What We Know, or Not Through the mounds of drifted white a squirrel, perhaps, leaves its trail, has leapt from hedge to tree then scrambled up the trunk to hang on a branch, or not, daring itself to fall, then darts to sturdiness, sits with an acorn in near-human hands, hunched like The Thinker before the downward scurry. Only conjecture. Eons above, on a winter’s night, Orion searches for bits of stars that fell from his belt and became neutrinos or some-such invisible particles. The glow of the Milky Way is lost in dark matter, which probably exists and could swallow everything whole at any moment, licking its lips, filling its dark belly with nothingness. And through it all the world keeps turning, stars keep spinning in a cosmic sleight-of-hand, where humans are pulled out of a hat like rabbits, or not, like a coin in the hand of a magician who tucks it behind the ear of a child at a birthday party, when tricks are applauded, tracks left on a snow-covered garden, and we try to guess what is the truth.

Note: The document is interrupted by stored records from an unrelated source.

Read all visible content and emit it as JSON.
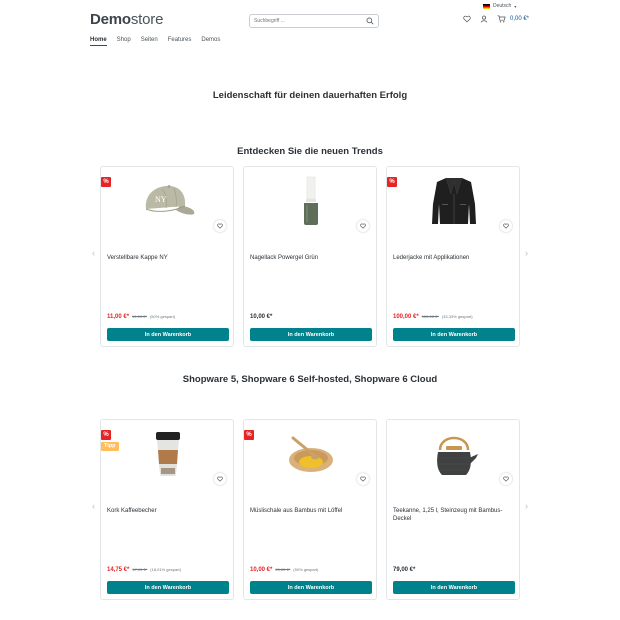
{
  "topbar": {
    "language": "Deutsch"
  },
  "header": {
    "logo_bold": "Demo",
    "logo_light": "store",
    "search_placeholder": "Suchbegriff ...",
    "cart_total": "0,00 €*"
  },
  "nav": {
    "items": [
      "Home",
      "Shop",
      "Seiten",
      "Features",
      "Demos"
    ],
    "active": "Home"
  },
  "headings": {
    "hero": "Leidenschaft für deinen dauerhaften Erfolg",
    "trends": "Entdecken Sie die neuen Trends",
    "shopware": "Shopware 5, Shopware 6 Self-hosted, Shopware 6 Cloud"
  },
  "colors": {
    "accent": "#00828c",
    "sale": "#e52427",
    "tip": "#ffbd5d",
    "link": "#0b539b"
  },
  "slider1": {
    "products": [
      {
        "name": "Verstellbare Kappe NY",
        "price": "11,00 €*",
        "old_price": "19,99 €*",
        "discount": "(50% gespart)",
        "badge": "%",
        "tip": "",
        "image": "cap"
      },
      {
        "name": "Nagellack Powergel Grün",
        "price": "10,00 €*",
        "old_price": "",
        "discount": "",
        "badge": "",
        "tip": "",
        "image": "nail-polish"
      },
      {
        "name": "Lederjacke mit Applikationen",
        "price": "100,00 €*",
        "old_price": "150,00 €*",
        "discount": "(33,33% gespart)",
        "badge": "%",
        "tip": "",
        "image": "leather-jacket"
      }
    ],
    "button_label": "In den Warenkorb"
  },
  "slider2": {
    "products": [
      {
        "name": "Kork Kaffeebecher",
        "price": "14,75 €*",
        "old_price": "17,99 €*",
        "discount": "(18,01% gespart)",
        "badge": "%",
        "tip": "Tipp",
        "image": "coffee-cup"
      },
      {
        "name": "Müslischale aus Bambus mit Löffel",
        "price": "10,00 €*",
        "old_price": "20,00 €*",
        "discount": "(50% gespart)",
        "badge": "%",
        "tip": "",
        "image": "bamboo-bowl"
      },
      {
        "name": "Teekanne, 1,25 l, Steinzeug mit Bambus-Deckel",
        "price": "79,00 €*",
        "old_price": "",
        "discount": "",
        "badge": "",
        "tip": "",
        "image": "teapot"
      }
    ],
    "button_label": "In den Warenkorb"
  }
}
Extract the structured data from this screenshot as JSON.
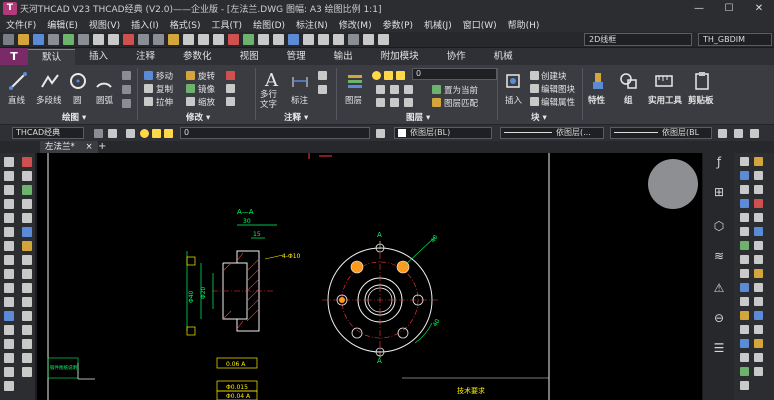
{
  "window": {
    "title": "天河THCAD V23 THCAD经典 (V2.0)——企业版 - [左法兰.DWG 图幅: A3 绘图比例 1:1]",
    "logo": "T",
    "controls": [
      "—",
      "☐",
      "✕"
    ]
  },
  "menu": [
    "文件(F)",
    "编辑(E)",
    "视图(V)",
    "插入(I)",
    "格式(S)",
    "工具(T)",
    "绘图(D)",
    "标注(N)",
    "修改(M)",
    "参数(P)",
    "机械(J)",
    "窗口(W)",
    "帮助(H)"
  ],
  "quick_access": {
    "view_select": "2D线框",
    "dimstyle_select": "TH_GBDIM"
  },
  "ribbon_tabs": {
    "app_button": "T",
    "tabs": [
      "默认",
      "插入",
      "注释",
      "参数化",
      "视图",
      "管理",
      "输出",
      "附加模块",
      "协作",
      "机械"
    ],
    "active_index": 0
  },
  "ribbon": {
    "draw": {
      "line": "直线",
      "polyline": "多段线",
      "circle": "圆",
      "arc": "圆弧",
      "title": "绘图 ▾"
    },
    "modify": {
      "move": "移动",
      "rotate": "旋转",
      "copy": "复制",
      "mirror": "镜像",
      "stretch": "拉伸",
      "scale": "缩放",
      "title": "修改 ▾"
    },
    "annotation": {
      "text": "多行文字",
      "dimension": "标注",
      "title": "注释 ▾"
    },
    "layers": {
      "layer_props": "图层",
      "current_layer": "0",
      "make_current": "置为当前",
      "match_layer": "图层匹配",
      "title": "图层 ▾"
    },
    "block": {
      "insert": "插入",
      "create": "创建块",
      "edit": "编辑图块",
      "edit_attr": "编辑属性",
      "title": "块 ▾"
    },
    "properties": {
      "label": "特性"
    },
    "groups": {
      "label": "组"
    },
    "utilities": {
      "label": "实用工具"
    },
    "clipboard": {
      "label": "剪贴板"
    }
  },
  "property_bar": {
    "style": "THCAD经典",
    "layer": "0",
    "color": "依图层(BL)",
    "linetype": "依图层(...",
    "lineweight": "依图层(BL"
  },
  "document": {
    "tab": "左法兰*",
    "close": "×",
    "add": "+"
  },
  "drawing": {
    "section_label": "A—A",
    "view_label": "A",
    "dim_30": "30",
    "dim_15": "15",
    "dim_hole": "4-Φ10",
    "dim_40": "40",
    "dim_phi20": "Φ20",
    "dim_phi40": "Φ40",
    "tol_1": "0.06 A",
    "tol_2": "Φ0.015",
    "tol_3": "Φ0.04 A",
    "requirements": "技术要求",
    "title_block_text": "锻件图纸说明"
  },
  "colors": {
    "accent": "#5b8ad6",
    "app_brand": "#7a2a66",
    "canvas": "#000000",
    "cad_green": "#00ff66",
    "cad_red": "#ff3b3b",
    "cad_yellow": "#ffee00",
    "cad_cyan": "#19e6e6",
    "cad_white": "#f0f0f0"
  },
  "right_palette_icons": [
    "function-icon",
    "hierarchy-icon",
    "cube-icon",
    "layers-icon",
    "warning-icon",
    "balloon-icon",
    "sliders-icon"
  ]
}
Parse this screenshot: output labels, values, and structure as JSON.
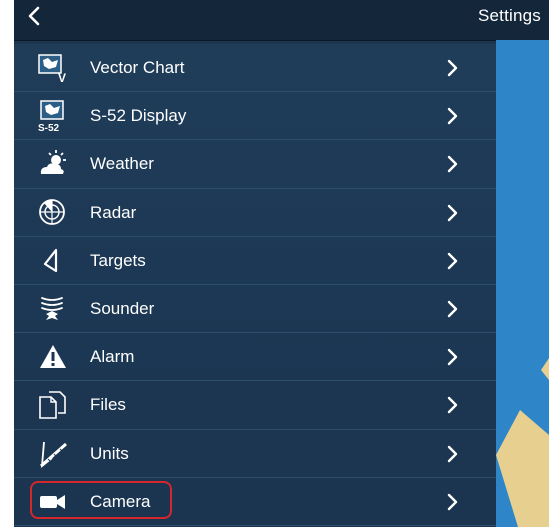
{
  "header": {
    "title": "Settings",
    "back_icon": "chevron-left-icon"
  },
  "menu": {
    "items": [
      {
        "label": "Vector Chart",
        "icon": "vector-chart-icon"
      },
      {
        "label": "S-52 Display",
        "icon": "s52-display-icon",
        "icon_text": "S-52"
      },
      {
        "label": "Weather",
        "icon": "weather-icon"
      },
      {
        "label": "Radar",
        "icon": "radar-icon"
      },
      {
        "label": "Targets",
        "icon": "targets-icon"
      },
      {
        "label": "Sounder",
        "icon": "sounder-icon"
      },
      {
        "label": "Alarm",
        "icon": "alarm-icon"
      },
      {
        "label": "Files",
        "icon": "files-icon"
      },
      {
        "label": "Units",
        "icon": "units-icon"
      },
      {
        "label": "Camera",
        "icon": "camera-icon",
        "highlighted": true
      }
    ]
  },
  "colors": {
    "header_bg": "#14263a",
    "menu_bg": "#1d3650",
    "divider": "#2d4d6c",
    "map_water": "#2e86c9",
    "map_land": "#e7cf8f",
    "highlight_border": "#d4262c"
  }
}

Donna Pucciani, a Chicago-based writer, has published poetry worldwide in Shi Chao Poetry, Poetry Salzburg, ParisLitUp, Meniscus, Agenda, Gradiva and other journals. Her most recent book of poetry is EDGES.